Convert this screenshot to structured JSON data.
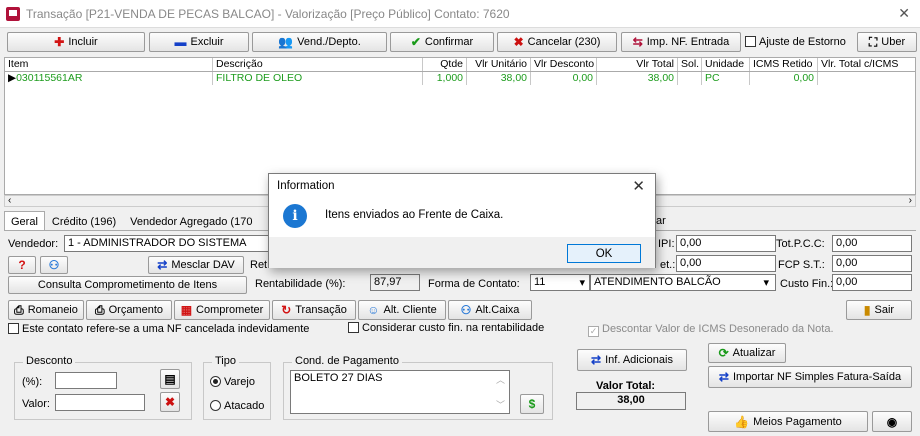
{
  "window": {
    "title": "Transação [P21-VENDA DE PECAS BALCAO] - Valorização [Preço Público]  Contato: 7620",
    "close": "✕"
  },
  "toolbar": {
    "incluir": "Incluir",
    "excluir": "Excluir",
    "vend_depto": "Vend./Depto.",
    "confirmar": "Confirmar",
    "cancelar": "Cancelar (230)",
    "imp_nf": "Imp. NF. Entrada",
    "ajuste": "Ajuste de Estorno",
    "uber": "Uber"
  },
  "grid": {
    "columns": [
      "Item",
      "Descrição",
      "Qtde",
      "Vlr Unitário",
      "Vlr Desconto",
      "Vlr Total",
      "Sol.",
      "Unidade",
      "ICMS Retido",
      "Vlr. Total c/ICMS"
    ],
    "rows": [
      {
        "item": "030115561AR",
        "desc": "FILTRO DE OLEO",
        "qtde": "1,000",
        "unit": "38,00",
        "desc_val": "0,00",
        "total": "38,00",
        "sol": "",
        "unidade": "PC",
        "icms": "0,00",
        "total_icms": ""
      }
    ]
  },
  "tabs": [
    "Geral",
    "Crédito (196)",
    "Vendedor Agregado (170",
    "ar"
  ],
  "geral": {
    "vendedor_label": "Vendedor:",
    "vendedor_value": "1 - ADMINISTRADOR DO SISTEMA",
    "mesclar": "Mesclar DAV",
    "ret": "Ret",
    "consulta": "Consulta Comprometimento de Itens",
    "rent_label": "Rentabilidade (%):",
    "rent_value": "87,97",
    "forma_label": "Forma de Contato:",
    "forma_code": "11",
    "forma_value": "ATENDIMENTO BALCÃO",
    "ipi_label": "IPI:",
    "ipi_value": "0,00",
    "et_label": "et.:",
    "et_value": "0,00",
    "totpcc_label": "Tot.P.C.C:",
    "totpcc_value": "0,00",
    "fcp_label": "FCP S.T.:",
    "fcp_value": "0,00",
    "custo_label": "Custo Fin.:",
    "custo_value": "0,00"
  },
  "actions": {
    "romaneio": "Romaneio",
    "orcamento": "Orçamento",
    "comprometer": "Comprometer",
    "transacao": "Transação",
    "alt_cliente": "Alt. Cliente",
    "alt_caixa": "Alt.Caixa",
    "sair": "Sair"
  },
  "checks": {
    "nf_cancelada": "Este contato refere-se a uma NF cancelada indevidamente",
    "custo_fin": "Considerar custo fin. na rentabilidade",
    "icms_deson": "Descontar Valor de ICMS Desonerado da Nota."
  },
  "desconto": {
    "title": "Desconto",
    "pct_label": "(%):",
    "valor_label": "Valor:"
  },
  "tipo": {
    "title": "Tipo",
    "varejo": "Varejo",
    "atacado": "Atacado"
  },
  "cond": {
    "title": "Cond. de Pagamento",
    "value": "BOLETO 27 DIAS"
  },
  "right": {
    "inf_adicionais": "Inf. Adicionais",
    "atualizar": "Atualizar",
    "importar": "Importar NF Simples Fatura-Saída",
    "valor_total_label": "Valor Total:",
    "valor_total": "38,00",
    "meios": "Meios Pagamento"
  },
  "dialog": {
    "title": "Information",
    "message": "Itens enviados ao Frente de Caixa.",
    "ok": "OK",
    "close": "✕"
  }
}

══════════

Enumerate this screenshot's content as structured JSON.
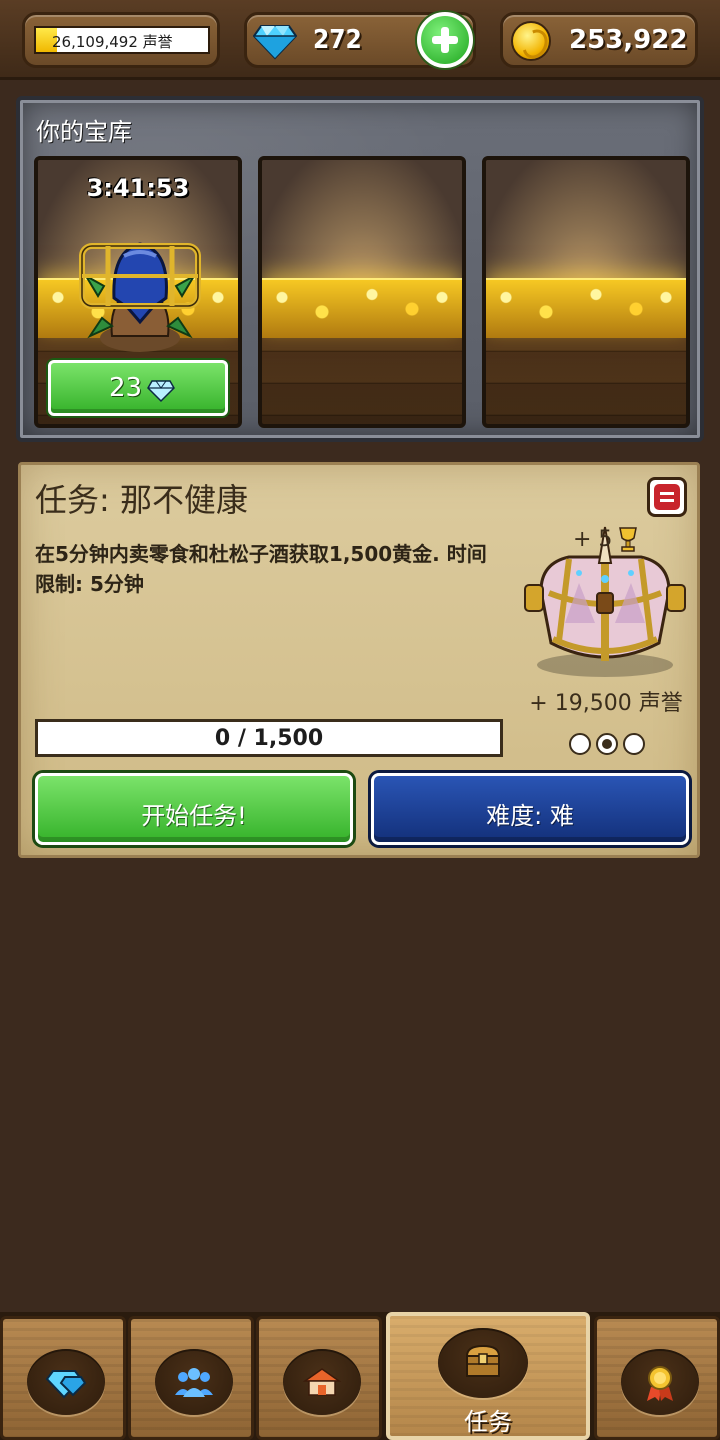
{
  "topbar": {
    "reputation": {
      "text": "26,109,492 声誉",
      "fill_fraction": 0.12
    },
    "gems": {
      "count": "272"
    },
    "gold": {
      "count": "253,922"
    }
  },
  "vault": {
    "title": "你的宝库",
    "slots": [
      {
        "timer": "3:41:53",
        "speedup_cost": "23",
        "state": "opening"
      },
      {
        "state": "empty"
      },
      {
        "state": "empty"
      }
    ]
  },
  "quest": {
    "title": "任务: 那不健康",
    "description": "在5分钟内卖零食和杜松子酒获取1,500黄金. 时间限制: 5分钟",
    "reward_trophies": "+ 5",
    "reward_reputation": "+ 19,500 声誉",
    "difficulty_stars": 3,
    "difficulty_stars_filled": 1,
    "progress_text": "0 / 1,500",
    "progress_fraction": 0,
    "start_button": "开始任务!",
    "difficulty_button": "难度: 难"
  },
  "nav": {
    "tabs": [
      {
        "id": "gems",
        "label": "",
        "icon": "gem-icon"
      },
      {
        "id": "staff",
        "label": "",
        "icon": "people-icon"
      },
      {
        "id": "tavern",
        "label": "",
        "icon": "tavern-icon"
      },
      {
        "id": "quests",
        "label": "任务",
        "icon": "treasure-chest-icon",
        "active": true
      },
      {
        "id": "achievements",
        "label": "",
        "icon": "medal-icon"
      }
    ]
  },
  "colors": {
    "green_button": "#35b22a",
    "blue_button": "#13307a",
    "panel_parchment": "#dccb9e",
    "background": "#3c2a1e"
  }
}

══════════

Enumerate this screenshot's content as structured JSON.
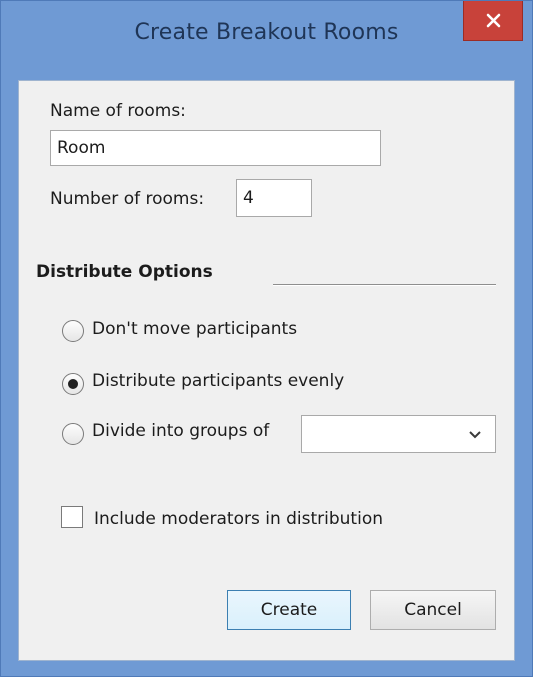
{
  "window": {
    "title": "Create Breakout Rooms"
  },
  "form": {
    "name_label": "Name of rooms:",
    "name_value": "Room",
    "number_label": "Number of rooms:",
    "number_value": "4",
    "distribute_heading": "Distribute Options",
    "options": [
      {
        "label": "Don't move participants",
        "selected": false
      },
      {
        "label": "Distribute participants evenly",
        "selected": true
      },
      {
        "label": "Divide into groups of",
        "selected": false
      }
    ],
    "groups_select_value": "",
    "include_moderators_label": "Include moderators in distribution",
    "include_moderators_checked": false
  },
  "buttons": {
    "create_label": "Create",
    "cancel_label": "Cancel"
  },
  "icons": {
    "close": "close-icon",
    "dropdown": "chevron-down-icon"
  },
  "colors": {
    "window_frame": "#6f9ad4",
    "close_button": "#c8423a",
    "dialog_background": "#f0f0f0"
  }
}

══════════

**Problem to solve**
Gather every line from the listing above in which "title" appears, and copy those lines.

**Answer area**
    "title": "Transação [P21-VENDA DE PECAS BALCAO] - Valorização [Preço Público]  Contato: 7620",
    "title": "Desconto",
    "title": "Tipo",
    "title": "Cond. de Pagamento",
    "title": "Information",
    "title": "你的宝库",
    "title": "任务: 那不健康",
    "title": "Create Breakout Rooms"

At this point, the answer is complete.